I guess one reason Cuba comes out on top is because the HDI statistics dont place decisive weightings on certain political freedoms. Cuba probably comes out on top environmentally because of the US embargo has encouraged local production of foods for local consumption. Organic market gardening isnt a lifestyle choice for the middle classes wanting some more meaning to their lives, but a basic necessity for many Cubans. Whats the policy conclusion? That everyone needs to be embargoed by the US?

Open borders only work when you’ve got a fair game going on, with ground rules that mean you dont trade away the environment or people as mere ‘externalities’ that can be disregarded. The evidence from the Living Planet Report is more an indictment of the West than it is praise for Cuba. But, well done Cuba for reminding us that our brains are the only grey matter in nature, and its our choice to make them vitally brilliant or deadly dull.

Thank you Jill


On Monday 25th, at the start of my first day in the WWF-UK office, the death of WWF-UK’s Director of Programmes, Dr Jill Bowling, was confirmed along with 23 passengers on a helicopter in Nepal.

Jill was the reason I joined WWF. I have mixed feelings about NGOs, given the tendency for big egos to badly manage, sometimes confusing their public purpose and the values from which this arises, with their own status or that of their organisation.

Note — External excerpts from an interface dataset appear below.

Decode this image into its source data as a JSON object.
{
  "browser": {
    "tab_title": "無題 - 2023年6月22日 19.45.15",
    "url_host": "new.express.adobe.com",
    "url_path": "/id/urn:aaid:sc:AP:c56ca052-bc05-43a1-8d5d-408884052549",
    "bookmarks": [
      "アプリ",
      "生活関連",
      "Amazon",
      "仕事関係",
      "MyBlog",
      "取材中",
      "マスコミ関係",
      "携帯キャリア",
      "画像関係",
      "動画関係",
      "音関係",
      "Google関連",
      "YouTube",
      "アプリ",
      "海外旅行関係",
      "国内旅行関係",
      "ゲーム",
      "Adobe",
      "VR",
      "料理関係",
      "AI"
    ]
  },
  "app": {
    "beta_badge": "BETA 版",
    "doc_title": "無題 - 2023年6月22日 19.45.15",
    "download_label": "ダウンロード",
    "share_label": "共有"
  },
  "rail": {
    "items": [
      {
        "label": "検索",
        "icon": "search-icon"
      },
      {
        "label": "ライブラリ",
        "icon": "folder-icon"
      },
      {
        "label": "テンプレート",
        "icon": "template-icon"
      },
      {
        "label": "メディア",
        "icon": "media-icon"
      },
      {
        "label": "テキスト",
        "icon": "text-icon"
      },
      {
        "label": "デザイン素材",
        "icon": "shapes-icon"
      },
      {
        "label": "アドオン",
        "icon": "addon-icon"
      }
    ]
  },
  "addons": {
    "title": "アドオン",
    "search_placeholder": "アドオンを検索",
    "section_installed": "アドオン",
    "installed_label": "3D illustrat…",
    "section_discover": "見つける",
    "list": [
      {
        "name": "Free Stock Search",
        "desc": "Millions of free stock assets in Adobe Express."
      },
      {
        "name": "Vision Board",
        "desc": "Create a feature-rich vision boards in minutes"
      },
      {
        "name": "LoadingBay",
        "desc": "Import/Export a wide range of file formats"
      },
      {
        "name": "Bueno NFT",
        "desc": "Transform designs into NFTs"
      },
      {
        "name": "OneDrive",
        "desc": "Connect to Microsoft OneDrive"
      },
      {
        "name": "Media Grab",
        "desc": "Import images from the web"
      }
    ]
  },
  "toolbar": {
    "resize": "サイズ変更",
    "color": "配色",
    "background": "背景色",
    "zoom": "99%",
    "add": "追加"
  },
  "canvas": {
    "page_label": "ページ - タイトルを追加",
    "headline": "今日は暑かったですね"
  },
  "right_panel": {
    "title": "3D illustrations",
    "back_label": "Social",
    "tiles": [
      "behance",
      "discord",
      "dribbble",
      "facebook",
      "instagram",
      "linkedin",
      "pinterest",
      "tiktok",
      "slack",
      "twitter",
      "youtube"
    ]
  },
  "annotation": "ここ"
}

But Jill embodied a different approach. In the three times I met her, and few times we discussed on the phone, I found someone who was focused on the imperative of positive change for people and planet. Someone who wanted to support and enable talented and decicated people to achieve more than they could on their own. I was really looking forward to working with and learning from her.

Jill was in Nepal to mark a historic event, which illustrated both the need for and practicality of people living in harmony with nature and with eachother, to gain welfare, wellbeing and meaning from our living planet. “This historic step is an important landmark in the history of biodiversity conservation in the country… the devolution of power to local communities, especially with regard to natural resources and equitable sharing of benefits,” a press statement issued by the WWF Nepal said.

There was a memorial service in the offices of WWF-UK for Jill and Jenn Headley who had also worked at WWF-UK previously and died in the crash. Jill was a trustee of the Alliance of Religions and Conservation ( and a representative lead the service. To the staff he said of Jill: “you are her memory, you are her future.” Part of Jill’s legacy will be expressed though how we embrace the message of people-planet unity that underlay the important work in Nepal that she was there to celebrate.

This blog was meant to be about my random attempts at understanding things, and where failing that then just musing or laughing. With such sad and shocking news the only option is to seek some learning, some truth, some implication… thankfully Jill’s life is fertile for such lessons and legacy.

The week before, from the airport on her way to Nepal, Jill called me and apologized that she was not going to be in the office on my first day. Those little things speak volumes, don’t they? Thank you Jill.

Why was she there? An historic event:

WWF book of condolences: